The organization is dead and this is why
Competition in the same field will inevitably lead to organizational death for some
The organisation is dead! you heard it here first.The point that they seem to have missed is that people are no longer joiners. They no longer want to be part of the grey horde that subscribes to, or works for some archaic behemoth. If you look at social media behaviour people are predominantly gadflies. Yes, the demographic that currently supports environmental organisations might well join them. But the generations following behind them flit from one issue or campaign to the next in the click of a mouse button. What those organisations need to ask is how should we work together within the emergent gig economy to capture the wave of clicktivism? They need to harness the enthusiasm of social movements, they need to be lean and agile in other words adaptable, they need to go where the action is. The modern workforce will abandoned the traditional organisation. More than a third of Americans are already freelance and loving it. They move happily from gig to gig, they do not spend a lifetime devoted to a one trick pony job. If you extrapolate this idea for the modern charity or trust, people do not choose one and stay with it for life.
Do this now!When I was a humble undergraduate I joined the green movement at University of Plymouth. It contained and was courted by many of the popular charities and trusts eager to harness the enthusiasm and idealism of youth. To their credit, what came to be known as 'Green Umbrella' took them all onboard, allied itself to none of them and instead campaigned on a new issue each month. Each organisation could put forward a topic, members of the umbrella would vote on which to take forward that month. Serious campaigns followed with a great deal of energy for the month. Students loved it, the variety and currency of issues keep the group fresh and excited.
Is this a way forward for the big organisations?
Maybe but I think they need to drop some old adversarial practices, stop competing and think about how they will work together. I think the big single issue organisations will die, just like Kodak was defeated by digital photography. In many respects this will be a good thing. Diversity is after all what many of them are campaigning for. Lets focus on the problems, prioritise them and then put all of our energy in to a month of serious campaign effort. Could this happen? I suspect not because at present they can't even agree who should be in the room, let alone the issues.

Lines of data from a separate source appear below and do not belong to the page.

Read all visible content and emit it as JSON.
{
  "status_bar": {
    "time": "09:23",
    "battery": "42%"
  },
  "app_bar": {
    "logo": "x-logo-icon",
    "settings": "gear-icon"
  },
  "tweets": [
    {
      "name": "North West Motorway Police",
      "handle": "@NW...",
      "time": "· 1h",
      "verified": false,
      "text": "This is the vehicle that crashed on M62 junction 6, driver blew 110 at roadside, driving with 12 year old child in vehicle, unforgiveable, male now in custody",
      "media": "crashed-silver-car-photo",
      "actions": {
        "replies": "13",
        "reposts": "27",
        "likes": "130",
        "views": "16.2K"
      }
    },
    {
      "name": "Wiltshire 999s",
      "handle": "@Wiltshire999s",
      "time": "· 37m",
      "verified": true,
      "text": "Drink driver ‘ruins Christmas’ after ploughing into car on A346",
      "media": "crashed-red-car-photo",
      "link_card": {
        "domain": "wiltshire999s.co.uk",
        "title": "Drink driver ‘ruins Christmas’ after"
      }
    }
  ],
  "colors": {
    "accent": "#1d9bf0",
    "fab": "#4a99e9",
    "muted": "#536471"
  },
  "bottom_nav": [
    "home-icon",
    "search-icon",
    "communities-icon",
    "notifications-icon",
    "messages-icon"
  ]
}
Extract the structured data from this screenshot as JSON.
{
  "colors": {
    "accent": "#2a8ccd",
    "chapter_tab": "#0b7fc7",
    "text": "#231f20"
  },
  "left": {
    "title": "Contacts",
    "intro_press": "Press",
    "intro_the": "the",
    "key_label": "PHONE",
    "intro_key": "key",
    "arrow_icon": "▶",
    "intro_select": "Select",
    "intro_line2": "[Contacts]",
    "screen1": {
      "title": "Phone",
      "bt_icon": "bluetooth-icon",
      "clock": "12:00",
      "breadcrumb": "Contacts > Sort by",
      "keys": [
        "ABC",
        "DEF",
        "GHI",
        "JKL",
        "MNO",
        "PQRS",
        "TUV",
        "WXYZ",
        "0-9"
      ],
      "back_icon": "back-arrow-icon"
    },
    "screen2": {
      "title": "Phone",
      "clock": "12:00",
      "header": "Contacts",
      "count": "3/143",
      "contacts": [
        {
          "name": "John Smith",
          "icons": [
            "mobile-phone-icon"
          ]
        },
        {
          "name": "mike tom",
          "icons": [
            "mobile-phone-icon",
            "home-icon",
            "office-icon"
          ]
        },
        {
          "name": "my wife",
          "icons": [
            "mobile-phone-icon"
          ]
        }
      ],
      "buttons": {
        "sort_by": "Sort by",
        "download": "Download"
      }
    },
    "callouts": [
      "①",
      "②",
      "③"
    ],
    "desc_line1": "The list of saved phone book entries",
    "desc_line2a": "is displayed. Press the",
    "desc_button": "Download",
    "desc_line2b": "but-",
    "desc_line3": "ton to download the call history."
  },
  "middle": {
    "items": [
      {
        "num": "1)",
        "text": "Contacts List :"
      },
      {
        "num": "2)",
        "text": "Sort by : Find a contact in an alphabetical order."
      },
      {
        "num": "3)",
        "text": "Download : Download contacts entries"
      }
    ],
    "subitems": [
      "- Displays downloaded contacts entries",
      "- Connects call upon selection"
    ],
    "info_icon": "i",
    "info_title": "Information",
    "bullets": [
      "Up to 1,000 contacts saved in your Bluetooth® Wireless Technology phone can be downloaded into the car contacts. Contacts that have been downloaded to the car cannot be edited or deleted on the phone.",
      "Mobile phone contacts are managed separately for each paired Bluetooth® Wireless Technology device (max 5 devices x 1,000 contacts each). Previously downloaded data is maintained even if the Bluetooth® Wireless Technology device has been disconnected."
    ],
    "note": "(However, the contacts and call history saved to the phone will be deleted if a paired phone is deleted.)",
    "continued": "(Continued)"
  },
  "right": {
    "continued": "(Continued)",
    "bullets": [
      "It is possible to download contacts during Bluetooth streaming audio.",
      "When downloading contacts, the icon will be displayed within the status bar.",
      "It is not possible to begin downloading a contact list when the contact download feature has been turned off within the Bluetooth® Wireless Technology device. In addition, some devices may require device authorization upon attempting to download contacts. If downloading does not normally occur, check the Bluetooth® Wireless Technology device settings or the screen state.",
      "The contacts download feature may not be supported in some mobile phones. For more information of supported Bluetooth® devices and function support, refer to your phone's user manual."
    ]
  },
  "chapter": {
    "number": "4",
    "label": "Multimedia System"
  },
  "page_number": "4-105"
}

RIP organisations, you're too stale, too big and faced with decisions you choose inertia. Stricken by fear of offending the current member demographic and obsessed with staying part of the establishment.